February 23, 2007
Making pharmacists fib

I'm a little late to the party on the demerits of HB23, which would force pharmacists to read a "warning" about the morning after pill to purchasers, as well as post a sign and keep records like they do for anything that could be turned into crystal meth. Vince was on it shortly after it was pre-filed. I got an email yesterday from Scott Henson which included a release from the ACLU of Texas about their opposition to HB23 that I thought was worth highlighting. From the release:

Unnecessary record keeping provision treats "morning after" pill like an illicit drug, creates a stigma, and may intimidate some women.

HR 23 creates a requirement for sale that includes written consent by the purchaser, and storage of the written record (with the purchaser's name) for 2 years. This is similar to the logging now required for substances that can be used in the manufacture of methamphetamine, or the record keeping required to track prescriptions of addictive and often illegally obtained medications. The keeping of these records will discourage women from purchasing EC by telling them that their actions to prevent an unwanted pregnancy (the most private of actions) are being recorded and kept outside of their own control.
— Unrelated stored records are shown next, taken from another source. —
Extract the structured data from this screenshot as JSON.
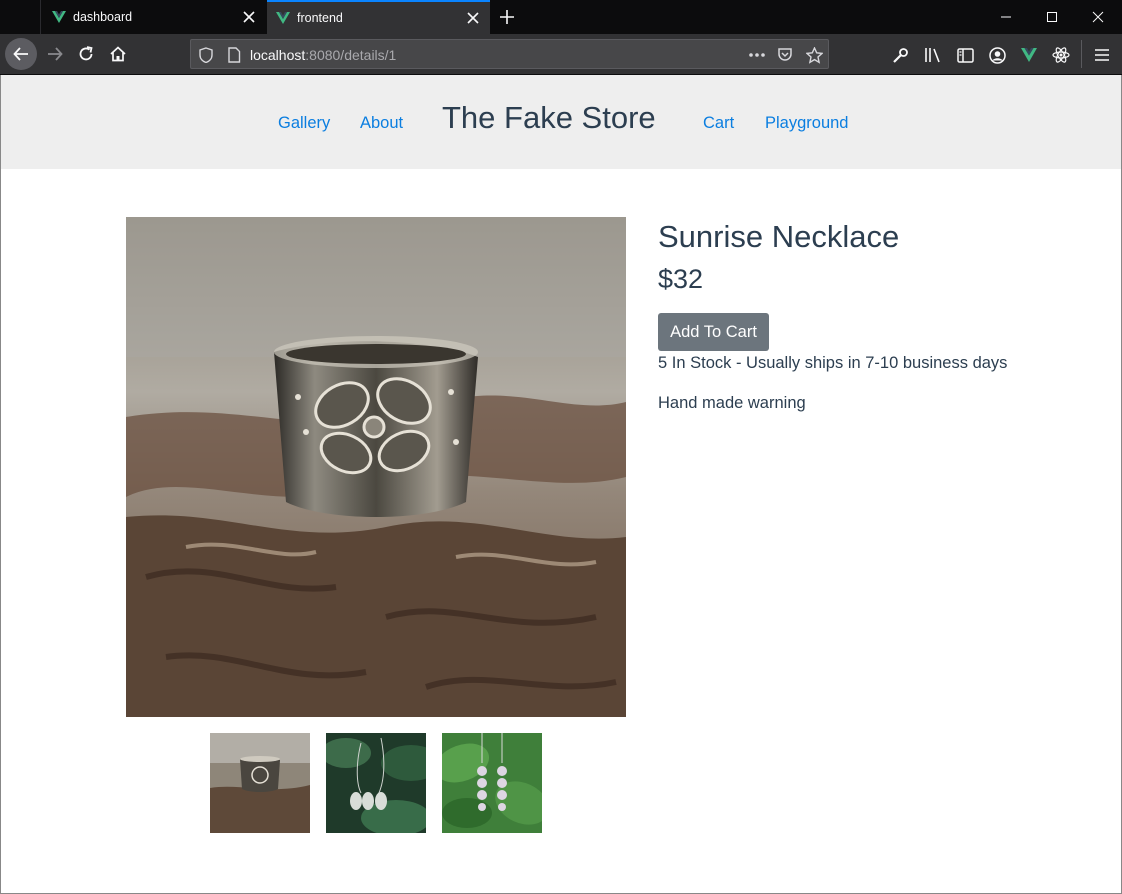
{
  "browser": {
    "tabs": [
      {
        "label": "dashboard"
      },
      {
        "label": "frontend"
      }
    ],
    "url_host": "localhost",
    "url_rest": ":8080/details/1"
  },
  "site": {
    "brand": "The Fake Store",
    "nav_left": [
      "Gallery",
      "About"
    ],
    "nav_right": [
      "Cart",
      "Playground"
    ]
  },
  "product": {
    "title": "Sunrise Necklace",
    "price": "$32",
    "add_to_cart_label": "Add To Cart",
    "stock_text": "5 In Stock - Usually ships in 7-10 business days",
    "description": "Hand made warning",
    "thumbnails": [
      "ring",
      "earrings-hanging",
      "earrings-leaves"
    ]
  },
  "colors": {
    "link": "#0b7ee0",
    "text": "#2c3e50",
    "button": "#6c757d",
    "header_bg": "#eeeeee",
    "vue_green": "#41b883"
  }
}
Mistakes in such a log cannot be effectively corrected.

HR 23 places undue burden on business.

HR 23 requires pharmacies to post a sign with the misleading notice printed on it, add printed notices to the purchaser's other drug information, and requires pharmacies to maintain logs of all purchasers for two years although there is no evidence that such a regulatory system will provide any medical benefit to the patient.

It's a burden on the business, and it stigmatizes the customer, and for what? The purpose of this bill is to make contraception harder to get in Texas. The sponsor, Frank Corte, tried to get a so-called "conscience clause" bill passed last session, but failed. This isn't about abortion - emergency contraception operates by inhibiting ovulation, rather than preventing implantation of a fertilized egg - it's about birth control. How far will the likes of Frank Corte go to control other people's sex lives?

One more point:

HR 23 will post sex education materials in public places.

The two foot sign required by this bill must be placed beside the cash register in all pharmacies, including pharmacies in large grocery stores and other open areas where small children will be present. Whether their parents choose so or not, small children will read about the actions of sperm and egg and the implantation on the womb, and are likely to have questions that may be difficult to handle while pushing a shopping cart full of groceries. The ACLU supports age appropriate sex education by parents and credentialed professionals.

Pretty ironic, isn't it? We can't give girls a vaccine that would protect them against cancer because some people think it'll make them promiscuous, but we can force your local CVS to post big signs about how babies are made where your kids can read them whether you want them to or not. That makes sense.

Anyway. Keep an eye on HB23, and tell your Rep what you think about it.

UPDATE: Miss Melissa was on this before as well, and she has the actual language that the warning sign would require. Watch your blood pressure as you read it.

Posted by Charles Kuffner on February 23, 2007 to That's our Lege